Expert: Tina Adati, PIMCO
Facilitator: Stuart Cummins
- Monetary policy, exchange rates, fiscal policy, trade and geopolitics are key risks affecting market sentiment.
- After a circa 30 year period of steady rates, the markets are factoring in an interest rate correction.
- A nominal rate rise in the UK would tighten investment grade and high yield spreads.
- Core bond strategies can still play an important role in portfolios; however it is important to be active to manage risks.
Long term interest rates are near multi-year lows. The Federal Reserve and Bank of England are expected to raise interest rates two to three times by the end of next year. The European Central Bank is expecting to slow down the asset purchasing program by the end of next year and follow with an interest rate rise thereafter.
Meanwhile the Bank of Japan expects to raise the 10 year yield target by 20-30bps in the second half of next year and emerging market Central Banks are expected to cut rates as inflation slows.
Overall, this impact of Central Bank rate corrections and the ending of balance sheet expansion would have a direct impact on volatility, spreads and economic growth. The geographic economic landscape is set to a moderate expansion trajectory. However the “market is not pricing in all these rate increases”.
The table’s discussion then turned to individual outcome scenarios and the impact on fixed income markets. With continued economic expansion the expert’s theory maintained that if expected rates remained at current levels there would be further tightening of spreads and lower levels of volatility.
In a situation where Central Banks remove policy accommodation too quickly and choke the global recovery, rates again rise, spreads widen and there is growing volatility in markets. However the best case scenario put forward would be for a gradual removal of policy accommodation. In this event rates rise gradually and spreads remain at current levels.
Conversation amongst the delegates explored the impact of credit spreads at below historical averages.
“With growing pressure to begin fiscal easing, what is the ‘new neutral’ going to be? The yield’s direction of travel (especially given what Central Banks are saying) is upwards.”

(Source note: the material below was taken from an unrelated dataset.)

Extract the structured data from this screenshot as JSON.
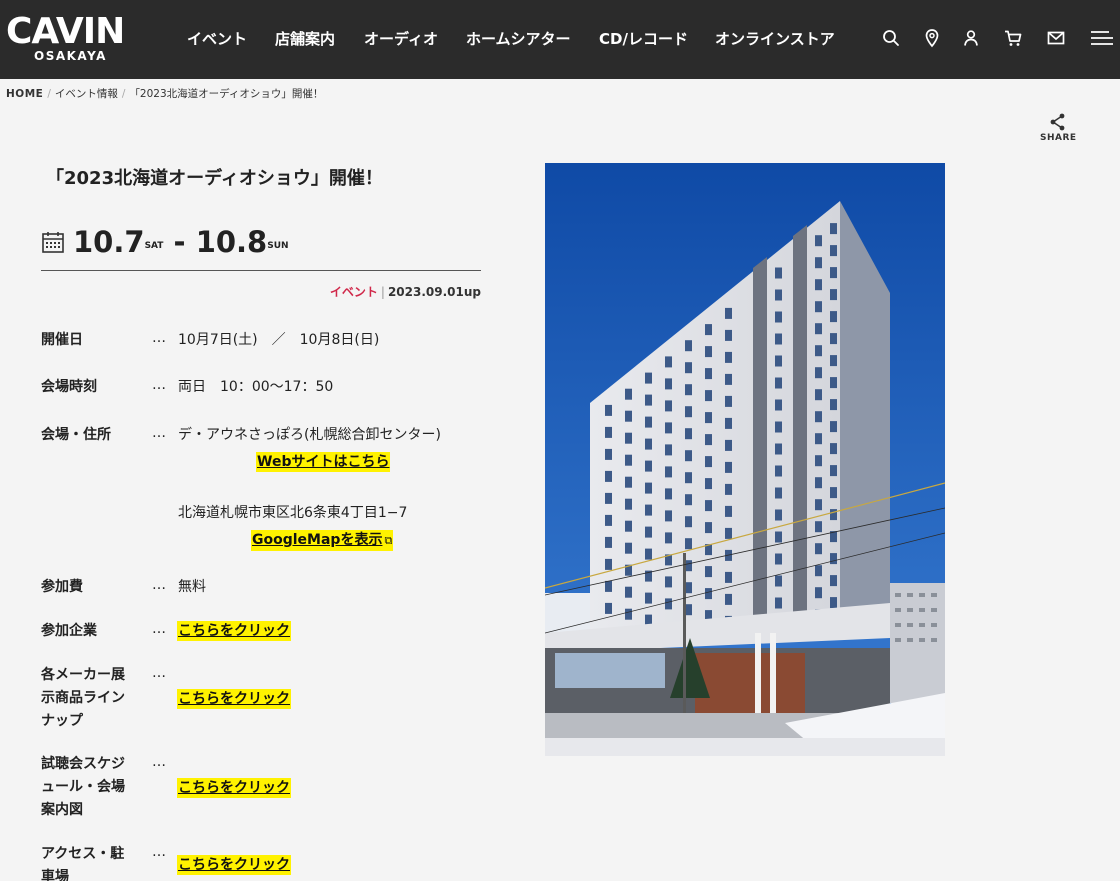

The in-house expert view, which focussed on five key areas affecting the ongoing stability of the economic growth rate were monetary policy, exchange rates, fiscal policy, trade and geopolitics. Alongside these, the table then began to explore the impact of normalising policy on their investment portfolios.
The experts were then keen to explore three sets of hypotheses impacting the UK investment markets (for illustrative purposes only), this “scenario analysis provides a nice way to quantify future outcomes.”
Three key scenarios were assessed – (1) UK nominal rates rise by 100bps, (2) UK spreads widen by 50bps (in other markets 25-125bps) and (3) a combination of the above. Delegates were keen to examine the impact these scenarios had on the correlation to other risk factors, namely developed and emerging market equities.
With these scenarios in mind, the roundtable concluded that solutions to improve the immediate pricing impact and the 12 months expected returns should focus on a number of key outcomes put forward by the expert:
- Practice an active bond investment strategy. These strategies can play an important role in portfolios to manage risks. The aim is to provide lower volatility and limited downside risk against other financial assets.
- Reduce portfolio interest rate sensitivity.
- Add alternative sources (credit) of portfolio yield - increase and diversify sources of yield.
- Focus on absolute return or consistent income with outcome focused strategies.
- Central Bank rate corrections and balance sheet contraction will directly impact volatility, spreads and economic growth.
- Investors have the option to become more active – evidence suggests that unlike equities, active bond strategies have generally outperformed passive peers.
- Targeting lower duration strategies comes with trade-offs.
- There is the opportunity to diversify interest rate risk by shifting to credit.
- Finally, build in greater flexibility in to the portfolio – adjust exposures dynamically given macroeconomic views.